Easy Happy Easter Art

When I was in HomeGoods the other day, I spotted a Happy Easter sign that I thought was so unique. It was made with twigs and rope on a piece of wood. I thought, pfft, I can make that! Take a look at my easy Happy Easter art.

easy easter art

I didn’t check the price on the sign that I saw, but it wasn’t as cheap as free!

easy easter art

The piece of wood came from my scrap pile. I used paint chips and rope that I already had for the flowers. And small broken tree limbs laying on the ground are free for the taking.

easy easter art

The petals of the flowers were made by attaching the ends of a short length of rope with hot glue. I cut the paint chips into small rectangle and clipped the corners.

easy easter art

Next, I hot glued the paint chips to the back of the rope petals.

Easter-Art-4

I used five petals for each flower.

easy easter art

Using my chop saw, I cut the tree limbs into 2-1/2 lengths to form the letters. I used twigs with curves for the P’s and the S.

easy easter art

The edges of the board were covered with more of the rope using hot glue.

easy easter art

The final step was to use a blow dryer to get rid of the glue globs. Now my Easter Mantle is done and I’m happy to say that it didn’t cost a cent!

Spring Decorating

The calendar says Spring! But the weatherman says otherwise : ( However, that did not stop me from starting to add a few Spring and Easter touches around the house starting with the faux mantle.

spring decorating
Not a lot yet, but it’s a start. I was short on time so I ran down to the basement quick and grabbed whatever Easter decorations I could find. I still need “something” on the wall behind the shelf. I have something in mind – but I have to make it first ; )

spring decorating

My local grocery store had these pretty, pink, miniature carnations on sale and I just couldn’t resist. I put them in these cute, little bottles that I frosted by adding a few drops of pink craft paint to some Martha Stewart Frost Effect paint.

spring decorating

The frosted bottles pair up nicely with the glittery Easter bunny that I found at HomeGoods a few years ago.

easter-banner

The bunny banner took all of about 30 minutes to make.

easter-banner

To make it, I created pennant shapes in Silhouette® Studio and cut them out of pink, patterned card stock. I used a floral card stock for the bunnies.

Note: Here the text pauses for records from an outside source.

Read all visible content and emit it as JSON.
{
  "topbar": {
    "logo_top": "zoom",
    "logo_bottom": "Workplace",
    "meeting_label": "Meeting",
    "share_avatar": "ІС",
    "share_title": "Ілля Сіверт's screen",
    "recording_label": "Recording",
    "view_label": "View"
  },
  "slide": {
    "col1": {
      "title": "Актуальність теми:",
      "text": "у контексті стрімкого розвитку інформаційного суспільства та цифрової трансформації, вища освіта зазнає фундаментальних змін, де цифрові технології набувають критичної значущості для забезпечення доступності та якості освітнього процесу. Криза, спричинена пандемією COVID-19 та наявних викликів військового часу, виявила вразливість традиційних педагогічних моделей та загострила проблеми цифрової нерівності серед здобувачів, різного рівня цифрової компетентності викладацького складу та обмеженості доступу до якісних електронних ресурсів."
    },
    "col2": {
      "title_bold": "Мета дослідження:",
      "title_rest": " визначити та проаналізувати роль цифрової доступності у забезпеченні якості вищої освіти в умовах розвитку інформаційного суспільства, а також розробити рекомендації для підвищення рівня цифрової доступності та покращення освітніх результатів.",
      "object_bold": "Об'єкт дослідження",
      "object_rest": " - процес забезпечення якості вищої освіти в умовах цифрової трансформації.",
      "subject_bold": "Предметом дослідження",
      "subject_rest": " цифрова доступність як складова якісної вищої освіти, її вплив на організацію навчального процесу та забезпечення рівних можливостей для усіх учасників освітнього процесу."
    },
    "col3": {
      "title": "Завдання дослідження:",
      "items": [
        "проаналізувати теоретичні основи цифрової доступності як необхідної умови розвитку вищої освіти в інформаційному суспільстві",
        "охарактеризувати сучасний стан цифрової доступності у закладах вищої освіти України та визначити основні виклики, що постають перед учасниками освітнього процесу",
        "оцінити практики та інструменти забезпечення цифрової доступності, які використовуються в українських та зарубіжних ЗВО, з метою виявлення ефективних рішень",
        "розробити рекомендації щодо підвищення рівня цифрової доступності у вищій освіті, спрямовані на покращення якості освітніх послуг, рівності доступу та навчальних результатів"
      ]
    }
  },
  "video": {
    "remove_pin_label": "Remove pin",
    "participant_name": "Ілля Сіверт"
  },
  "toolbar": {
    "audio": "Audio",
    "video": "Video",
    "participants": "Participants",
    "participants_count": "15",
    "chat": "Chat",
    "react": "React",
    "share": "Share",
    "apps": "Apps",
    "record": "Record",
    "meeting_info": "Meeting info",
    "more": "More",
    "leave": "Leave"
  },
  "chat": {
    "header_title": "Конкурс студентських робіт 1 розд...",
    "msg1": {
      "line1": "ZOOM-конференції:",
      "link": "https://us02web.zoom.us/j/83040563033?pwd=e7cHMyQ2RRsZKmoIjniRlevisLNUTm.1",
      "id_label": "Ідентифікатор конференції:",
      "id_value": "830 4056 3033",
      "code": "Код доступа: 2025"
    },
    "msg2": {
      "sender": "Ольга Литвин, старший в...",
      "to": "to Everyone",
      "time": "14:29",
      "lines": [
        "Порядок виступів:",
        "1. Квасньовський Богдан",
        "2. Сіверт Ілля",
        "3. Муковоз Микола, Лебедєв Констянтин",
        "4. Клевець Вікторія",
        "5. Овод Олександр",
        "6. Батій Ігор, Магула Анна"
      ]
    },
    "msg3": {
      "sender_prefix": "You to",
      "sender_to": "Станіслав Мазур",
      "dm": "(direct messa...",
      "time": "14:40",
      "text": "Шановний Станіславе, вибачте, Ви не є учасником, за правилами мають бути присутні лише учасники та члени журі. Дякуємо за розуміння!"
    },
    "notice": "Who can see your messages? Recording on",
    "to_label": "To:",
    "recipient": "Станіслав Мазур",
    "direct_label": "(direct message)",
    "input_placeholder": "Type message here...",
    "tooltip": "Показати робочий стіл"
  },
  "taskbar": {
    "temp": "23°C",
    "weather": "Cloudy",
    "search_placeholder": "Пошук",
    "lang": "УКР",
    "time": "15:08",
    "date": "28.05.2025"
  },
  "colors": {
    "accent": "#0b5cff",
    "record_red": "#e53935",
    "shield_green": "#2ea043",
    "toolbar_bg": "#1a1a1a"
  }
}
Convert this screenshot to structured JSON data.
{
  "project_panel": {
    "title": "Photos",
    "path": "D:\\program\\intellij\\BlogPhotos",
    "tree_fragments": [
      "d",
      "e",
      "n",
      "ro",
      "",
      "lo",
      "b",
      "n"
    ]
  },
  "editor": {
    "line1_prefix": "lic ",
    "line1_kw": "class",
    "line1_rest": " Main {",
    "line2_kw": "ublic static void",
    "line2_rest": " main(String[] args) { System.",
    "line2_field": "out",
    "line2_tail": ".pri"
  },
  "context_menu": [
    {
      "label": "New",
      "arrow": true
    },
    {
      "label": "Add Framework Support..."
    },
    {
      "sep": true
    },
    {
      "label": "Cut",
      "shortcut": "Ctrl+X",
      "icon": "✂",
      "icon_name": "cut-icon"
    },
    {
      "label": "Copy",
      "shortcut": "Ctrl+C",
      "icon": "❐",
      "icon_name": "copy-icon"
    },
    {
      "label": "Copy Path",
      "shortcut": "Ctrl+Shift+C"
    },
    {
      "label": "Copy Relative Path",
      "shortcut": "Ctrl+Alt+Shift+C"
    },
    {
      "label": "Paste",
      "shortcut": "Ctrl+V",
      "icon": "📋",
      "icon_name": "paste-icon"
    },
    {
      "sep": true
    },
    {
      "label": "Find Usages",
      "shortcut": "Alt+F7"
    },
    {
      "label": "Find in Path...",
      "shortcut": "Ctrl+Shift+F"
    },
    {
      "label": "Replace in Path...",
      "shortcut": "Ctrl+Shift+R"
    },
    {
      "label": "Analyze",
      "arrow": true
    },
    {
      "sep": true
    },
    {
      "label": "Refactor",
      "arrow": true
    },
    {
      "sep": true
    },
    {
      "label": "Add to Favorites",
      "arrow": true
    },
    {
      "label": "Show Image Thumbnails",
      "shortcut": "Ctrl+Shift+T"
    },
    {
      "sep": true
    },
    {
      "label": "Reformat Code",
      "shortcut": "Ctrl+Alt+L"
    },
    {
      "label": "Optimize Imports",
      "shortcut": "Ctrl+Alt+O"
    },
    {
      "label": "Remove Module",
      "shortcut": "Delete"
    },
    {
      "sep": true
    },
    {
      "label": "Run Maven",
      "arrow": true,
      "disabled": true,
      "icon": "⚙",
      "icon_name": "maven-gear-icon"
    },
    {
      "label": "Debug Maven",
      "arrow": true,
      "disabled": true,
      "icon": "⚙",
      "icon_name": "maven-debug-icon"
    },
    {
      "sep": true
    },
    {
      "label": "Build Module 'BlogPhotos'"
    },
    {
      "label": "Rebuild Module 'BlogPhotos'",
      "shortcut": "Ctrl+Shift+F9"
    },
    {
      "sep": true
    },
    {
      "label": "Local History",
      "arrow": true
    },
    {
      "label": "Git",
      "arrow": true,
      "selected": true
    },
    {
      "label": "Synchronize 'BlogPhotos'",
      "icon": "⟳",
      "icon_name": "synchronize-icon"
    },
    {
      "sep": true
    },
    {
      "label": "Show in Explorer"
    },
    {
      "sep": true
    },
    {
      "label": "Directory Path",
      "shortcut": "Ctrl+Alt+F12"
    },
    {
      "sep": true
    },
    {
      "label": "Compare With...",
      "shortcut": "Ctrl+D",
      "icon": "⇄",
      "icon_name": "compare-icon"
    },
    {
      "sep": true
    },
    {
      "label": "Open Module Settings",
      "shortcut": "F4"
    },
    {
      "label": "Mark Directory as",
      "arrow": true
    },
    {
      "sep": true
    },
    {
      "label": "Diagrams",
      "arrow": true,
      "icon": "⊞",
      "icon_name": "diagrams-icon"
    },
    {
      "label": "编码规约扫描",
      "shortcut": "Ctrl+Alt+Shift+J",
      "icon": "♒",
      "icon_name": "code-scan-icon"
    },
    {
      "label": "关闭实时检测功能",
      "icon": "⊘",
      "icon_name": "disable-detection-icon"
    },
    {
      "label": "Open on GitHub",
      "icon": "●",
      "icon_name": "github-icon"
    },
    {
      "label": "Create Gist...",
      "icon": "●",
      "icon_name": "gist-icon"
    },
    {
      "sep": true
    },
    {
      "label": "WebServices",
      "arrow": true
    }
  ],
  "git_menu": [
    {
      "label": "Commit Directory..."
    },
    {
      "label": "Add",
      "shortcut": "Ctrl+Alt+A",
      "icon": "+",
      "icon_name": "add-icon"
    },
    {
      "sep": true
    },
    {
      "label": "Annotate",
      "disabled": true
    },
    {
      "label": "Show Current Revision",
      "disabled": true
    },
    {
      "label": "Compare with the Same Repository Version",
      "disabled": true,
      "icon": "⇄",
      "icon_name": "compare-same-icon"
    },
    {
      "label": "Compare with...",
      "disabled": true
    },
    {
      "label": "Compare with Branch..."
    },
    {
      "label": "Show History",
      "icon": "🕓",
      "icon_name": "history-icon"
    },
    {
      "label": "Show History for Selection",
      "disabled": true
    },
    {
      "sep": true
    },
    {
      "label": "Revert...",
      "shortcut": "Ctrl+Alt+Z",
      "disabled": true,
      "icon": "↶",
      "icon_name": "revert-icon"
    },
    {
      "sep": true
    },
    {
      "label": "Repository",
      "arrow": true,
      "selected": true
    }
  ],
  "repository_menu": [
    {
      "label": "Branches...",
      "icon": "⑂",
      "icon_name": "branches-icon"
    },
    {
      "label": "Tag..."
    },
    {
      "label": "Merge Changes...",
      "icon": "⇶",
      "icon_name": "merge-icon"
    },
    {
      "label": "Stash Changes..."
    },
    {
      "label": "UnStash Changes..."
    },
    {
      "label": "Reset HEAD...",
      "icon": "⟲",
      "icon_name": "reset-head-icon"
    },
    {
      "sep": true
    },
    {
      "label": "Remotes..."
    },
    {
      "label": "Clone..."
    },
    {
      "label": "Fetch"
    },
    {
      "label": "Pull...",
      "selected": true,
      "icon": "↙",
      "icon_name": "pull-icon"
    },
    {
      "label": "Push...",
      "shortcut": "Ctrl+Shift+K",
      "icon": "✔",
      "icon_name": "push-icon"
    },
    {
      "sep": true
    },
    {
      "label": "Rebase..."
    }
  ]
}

easter-banner

After all of the shapes were cut, I glued the bunnies onto the pennant pieces and strung them together with ribbon.

easter-banner

After they were glued together, I decided that the bunnies needed a little definition. I rubbed some gray chalk around the edges. This would have been easier to do before the bunnies were glued onto the pennants, duh!

easter-banner

If you’re in need of a pennant shape, just click on Version 3 orVersion 2 to download the file. (For personal use only)

Have you started decorating for Spring or Easter yet?

Happy First Day of Spring!